Eldar's amazing technique puts a spin on each selection that translates into a memorable experience. He's unforgettable.
Track Listing: What Is This Thing Called Love; Someday; You Don't Know What Love Is; Daily Living; Dat Dere; Besame Mucho; Straight, No Chaser; Sincerely; Chronicle; Take the A Train.
Personnel: Eldar Djangirov: piano; Marco Panascia: double bass; Todd Strait: drums; Chris Botti: trumpet (3); Roy Hargrove: trumpet (7).
I was first exposed to jazz when I was studying at the University of Puerto Rico. Nearby, I found a little record shop where the music coming from the store (Taller de Jazz Don Pedro) made me stop. I walked down the short stairs and towards the music and learned that the music playing was Clifford Brown and Max Roach
I was first exposed to jazz when I was studying at the University of Puerto Rico. Nearby, I found a little record shop where the music coming from the store (Taller de Jazz Don Pedro) made me stop. I walked down the short stairs and towards the music and learned that the music playing was Clifford Brown and Max Roach. I fell in love with it. I wondered around until the owner (Pedro Soto) asked if I needed help. He then introduced me to John Coltrane, Miles Davis, Gerry Mulligan and the rest is history.

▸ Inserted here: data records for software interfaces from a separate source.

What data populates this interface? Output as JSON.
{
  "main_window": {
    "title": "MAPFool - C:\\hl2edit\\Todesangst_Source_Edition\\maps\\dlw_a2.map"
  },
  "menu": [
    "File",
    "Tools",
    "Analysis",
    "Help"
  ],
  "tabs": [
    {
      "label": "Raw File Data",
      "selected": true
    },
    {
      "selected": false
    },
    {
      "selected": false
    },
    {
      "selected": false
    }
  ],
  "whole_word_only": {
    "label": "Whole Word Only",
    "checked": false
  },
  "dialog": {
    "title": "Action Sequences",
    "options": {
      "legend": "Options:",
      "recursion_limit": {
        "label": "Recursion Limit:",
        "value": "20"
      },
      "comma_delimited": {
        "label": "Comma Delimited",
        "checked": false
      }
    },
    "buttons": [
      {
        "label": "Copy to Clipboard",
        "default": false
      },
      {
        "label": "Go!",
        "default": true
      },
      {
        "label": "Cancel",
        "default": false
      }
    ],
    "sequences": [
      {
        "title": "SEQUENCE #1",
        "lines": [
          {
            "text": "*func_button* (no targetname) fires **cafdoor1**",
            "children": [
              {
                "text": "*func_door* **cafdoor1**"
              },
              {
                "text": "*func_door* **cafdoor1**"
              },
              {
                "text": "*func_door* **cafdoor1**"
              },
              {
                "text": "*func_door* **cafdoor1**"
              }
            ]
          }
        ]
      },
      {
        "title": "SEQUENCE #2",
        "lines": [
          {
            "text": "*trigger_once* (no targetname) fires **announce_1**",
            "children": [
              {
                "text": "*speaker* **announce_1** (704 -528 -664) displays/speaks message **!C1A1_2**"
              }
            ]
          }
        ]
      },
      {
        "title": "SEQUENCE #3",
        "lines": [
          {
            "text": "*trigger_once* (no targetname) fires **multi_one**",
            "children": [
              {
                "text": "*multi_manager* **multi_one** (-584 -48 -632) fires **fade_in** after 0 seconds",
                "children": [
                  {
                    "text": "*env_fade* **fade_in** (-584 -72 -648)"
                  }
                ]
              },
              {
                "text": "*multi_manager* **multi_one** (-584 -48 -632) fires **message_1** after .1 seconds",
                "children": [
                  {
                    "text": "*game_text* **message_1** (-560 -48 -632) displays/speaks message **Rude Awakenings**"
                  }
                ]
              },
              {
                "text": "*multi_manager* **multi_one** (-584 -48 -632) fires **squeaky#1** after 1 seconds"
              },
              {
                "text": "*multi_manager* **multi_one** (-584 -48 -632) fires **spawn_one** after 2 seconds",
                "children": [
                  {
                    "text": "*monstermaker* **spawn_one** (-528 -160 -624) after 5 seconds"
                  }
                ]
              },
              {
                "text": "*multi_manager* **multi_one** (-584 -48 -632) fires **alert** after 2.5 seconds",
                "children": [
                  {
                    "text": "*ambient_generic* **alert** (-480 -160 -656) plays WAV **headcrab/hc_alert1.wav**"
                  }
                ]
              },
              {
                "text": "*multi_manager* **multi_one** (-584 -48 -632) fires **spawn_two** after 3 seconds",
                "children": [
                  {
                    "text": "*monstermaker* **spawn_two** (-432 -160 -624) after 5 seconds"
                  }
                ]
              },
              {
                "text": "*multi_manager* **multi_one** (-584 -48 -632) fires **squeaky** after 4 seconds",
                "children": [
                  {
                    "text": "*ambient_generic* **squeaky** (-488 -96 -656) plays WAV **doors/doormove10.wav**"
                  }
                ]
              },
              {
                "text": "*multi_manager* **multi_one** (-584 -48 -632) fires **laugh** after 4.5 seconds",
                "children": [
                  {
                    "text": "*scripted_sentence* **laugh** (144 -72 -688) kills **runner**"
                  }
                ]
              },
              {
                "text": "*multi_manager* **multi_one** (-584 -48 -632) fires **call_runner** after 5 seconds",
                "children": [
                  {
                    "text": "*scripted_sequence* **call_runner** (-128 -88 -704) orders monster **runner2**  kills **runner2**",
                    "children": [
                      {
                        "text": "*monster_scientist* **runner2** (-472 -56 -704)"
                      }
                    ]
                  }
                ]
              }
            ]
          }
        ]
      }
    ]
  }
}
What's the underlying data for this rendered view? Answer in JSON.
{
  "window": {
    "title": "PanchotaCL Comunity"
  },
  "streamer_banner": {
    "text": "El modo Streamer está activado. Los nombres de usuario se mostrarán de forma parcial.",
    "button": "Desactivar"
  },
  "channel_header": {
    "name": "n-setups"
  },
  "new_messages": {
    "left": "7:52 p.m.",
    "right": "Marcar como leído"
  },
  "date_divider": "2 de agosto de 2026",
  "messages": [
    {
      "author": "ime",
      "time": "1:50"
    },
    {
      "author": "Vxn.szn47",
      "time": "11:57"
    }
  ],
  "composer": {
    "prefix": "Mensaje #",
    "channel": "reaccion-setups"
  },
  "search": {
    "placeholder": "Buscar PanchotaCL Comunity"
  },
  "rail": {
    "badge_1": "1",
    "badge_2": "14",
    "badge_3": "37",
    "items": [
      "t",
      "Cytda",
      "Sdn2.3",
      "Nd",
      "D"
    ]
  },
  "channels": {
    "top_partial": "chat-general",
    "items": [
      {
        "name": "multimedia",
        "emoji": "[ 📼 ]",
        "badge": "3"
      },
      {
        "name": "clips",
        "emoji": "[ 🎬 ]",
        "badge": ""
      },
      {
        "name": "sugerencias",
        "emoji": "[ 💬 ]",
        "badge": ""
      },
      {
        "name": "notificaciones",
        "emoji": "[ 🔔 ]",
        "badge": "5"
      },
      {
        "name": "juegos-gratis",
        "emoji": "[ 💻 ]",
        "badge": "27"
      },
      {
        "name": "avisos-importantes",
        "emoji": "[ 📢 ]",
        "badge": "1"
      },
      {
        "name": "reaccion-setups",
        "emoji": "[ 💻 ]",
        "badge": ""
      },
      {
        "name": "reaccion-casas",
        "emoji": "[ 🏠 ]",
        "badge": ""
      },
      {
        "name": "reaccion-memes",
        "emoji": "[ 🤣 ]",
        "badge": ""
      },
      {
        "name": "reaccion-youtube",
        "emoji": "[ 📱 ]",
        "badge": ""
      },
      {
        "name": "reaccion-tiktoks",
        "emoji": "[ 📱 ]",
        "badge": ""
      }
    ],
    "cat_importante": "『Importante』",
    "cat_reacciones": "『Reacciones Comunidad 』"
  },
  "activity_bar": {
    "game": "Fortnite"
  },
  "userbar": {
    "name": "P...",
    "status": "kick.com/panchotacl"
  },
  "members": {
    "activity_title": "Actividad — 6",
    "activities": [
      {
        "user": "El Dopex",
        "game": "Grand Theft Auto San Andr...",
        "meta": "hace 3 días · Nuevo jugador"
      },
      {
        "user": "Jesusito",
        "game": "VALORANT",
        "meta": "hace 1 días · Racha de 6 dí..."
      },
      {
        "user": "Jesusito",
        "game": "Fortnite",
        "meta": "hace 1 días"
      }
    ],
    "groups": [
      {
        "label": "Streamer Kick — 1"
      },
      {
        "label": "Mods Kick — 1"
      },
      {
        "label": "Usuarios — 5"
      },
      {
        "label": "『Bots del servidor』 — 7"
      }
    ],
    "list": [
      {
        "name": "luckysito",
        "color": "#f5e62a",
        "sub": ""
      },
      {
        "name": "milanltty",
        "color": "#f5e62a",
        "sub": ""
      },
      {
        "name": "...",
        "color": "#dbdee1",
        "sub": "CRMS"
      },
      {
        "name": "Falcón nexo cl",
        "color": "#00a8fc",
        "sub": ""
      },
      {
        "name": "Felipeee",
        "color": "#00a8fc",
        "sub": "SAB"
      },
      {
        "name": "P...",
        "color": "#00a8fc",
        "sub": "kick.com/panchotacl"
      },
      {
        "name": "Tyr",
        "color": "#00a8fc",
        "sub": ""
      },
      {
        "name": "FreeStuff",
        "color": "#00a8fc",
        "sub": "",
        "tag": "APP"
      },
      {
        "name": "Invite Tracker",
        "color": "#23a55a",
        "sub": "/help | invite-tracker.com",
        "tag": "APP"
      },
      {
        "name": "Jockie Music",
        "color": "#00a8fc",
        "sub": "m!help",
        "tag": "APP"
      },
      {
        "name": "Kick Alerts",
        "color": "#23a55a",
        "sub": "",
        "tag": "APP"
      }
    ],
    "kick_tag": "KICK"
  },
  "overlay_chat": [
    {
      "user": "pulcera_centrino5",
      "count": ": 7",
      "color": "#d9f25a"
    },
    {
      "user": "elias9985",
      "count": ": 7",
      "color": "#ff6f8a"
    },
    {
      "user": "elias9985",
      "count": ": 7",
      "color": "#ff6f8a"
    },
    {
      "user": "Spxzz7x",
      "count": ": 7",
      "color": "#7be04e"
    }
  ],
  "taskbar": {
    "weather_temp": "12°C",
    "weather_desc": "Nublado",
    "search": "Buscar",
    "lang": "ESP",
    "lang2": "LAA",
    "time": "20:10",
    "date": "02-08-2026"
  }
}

I walked out of the store with my first jazz recording: Clifford Brown and Max Roach at Basin Street.